[Items from a data source]
◇ ◇ ◇ ◇

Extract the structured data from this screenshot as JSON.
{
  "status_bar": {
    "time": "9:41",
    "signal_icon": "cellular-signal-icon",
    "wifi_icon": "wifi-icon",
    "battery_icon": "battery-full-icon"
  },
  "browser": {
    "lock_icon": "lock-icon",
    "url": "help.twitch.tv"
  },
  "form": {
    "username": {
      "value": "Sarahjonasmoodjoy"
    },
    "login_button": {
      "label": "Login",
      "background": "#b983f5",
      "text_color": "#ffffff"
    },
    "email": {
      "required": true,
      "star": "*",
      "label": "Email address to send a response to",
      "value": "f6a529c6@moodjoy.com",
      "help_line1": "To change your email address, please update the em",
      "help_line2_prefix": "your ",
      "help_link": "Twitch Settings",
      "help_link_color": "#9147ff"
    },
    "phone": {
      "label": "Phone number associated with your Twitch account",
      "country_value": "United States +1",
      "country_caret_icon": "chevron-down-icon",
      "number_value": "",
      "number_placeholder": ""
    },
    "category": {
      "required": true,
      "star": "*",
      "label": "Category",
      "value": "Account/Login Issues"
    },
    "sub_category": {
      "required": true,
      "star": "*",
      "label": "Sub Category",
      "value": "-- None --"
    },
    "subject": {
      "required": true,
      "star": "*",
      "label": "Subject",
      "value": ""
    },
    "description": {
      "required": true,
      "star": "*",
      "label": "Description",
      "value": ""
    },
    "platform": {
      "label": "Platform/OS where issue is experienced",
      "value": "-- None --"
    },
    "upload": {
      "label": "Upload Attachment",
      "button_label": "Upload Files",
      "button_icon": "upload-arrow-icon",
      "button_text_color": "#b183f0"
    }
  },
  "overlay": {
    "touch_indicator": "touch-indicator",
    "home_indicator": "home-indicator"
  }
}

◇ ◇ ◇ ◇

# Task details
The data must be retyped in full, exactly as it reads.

# Answer to this task
Extract the structured data from this screenshot as JSON.
{
  "status_bar": {
    "time": "9:41",
    "signal_icon": "cellular-signal-icon",
    "wifi_icon": "wifi-icon",
    "battery_icon": "battery-full-icon"
  },
  "browser": {
    "lock_icon": "lock-icon",
    "url": "help.twitch.tv"
  },
  "form": {
    "username": {
      "value": "Sarahjonasmoodjoy"
    },
    "login_button": {
      "label": "Login",
      "background": "#b983f5",
      "text_color": "#ffffff"
    },
    "email": {
      "required": true,
      "star": "*",
      "label": "Email address to send a response to",
      "value": "f6a529c6@moodjoy.com",
      "help_line1": "To change your email address, please update the em",
      "help_line2_prefix": "your ",
      "help_link": "Twitch Settings",
      "help_link_color": "#9147ff"
    },
    "phone": {
      "label": "Phone number associated with your Twitch account",
      "country_value": "United States +1",
      "country_caret_icon": "chevron-down-icon",
      "number_value": "",
      "number_placeholder": ""
    },
    "category": {
      "required": true,
      "star": "*",
      "label": "Category",
      "value": "Account/Login Issues"
    },
    "sub_category": {
      "required": true,
      "star": "*",
      "label": "Sub Category",
      "value": "-- None --"
    },
    "subject": {
      "required": true,
      "star": "*",
      "label": "Subject",
      "value": ""
    },
    "description": {
      "required": true,
      "star": "*",
      "label": "Description",
      "value": ""
    },
    "platform": {
      "label": "Platform/OS where issue is experienced",
      "value": "-- None --"
    },
    "upload": {
      "label": "Upload Attachment",
      "button_label": "Upload Files",
      "button_icon": "upload-arrow-icon",
      "button_text_color": "#b183f0"
    }
  },
  "overlay": {
    "touch_indicator": "touch-indicator",
    "home_indicator": "home-indicator"
  }
}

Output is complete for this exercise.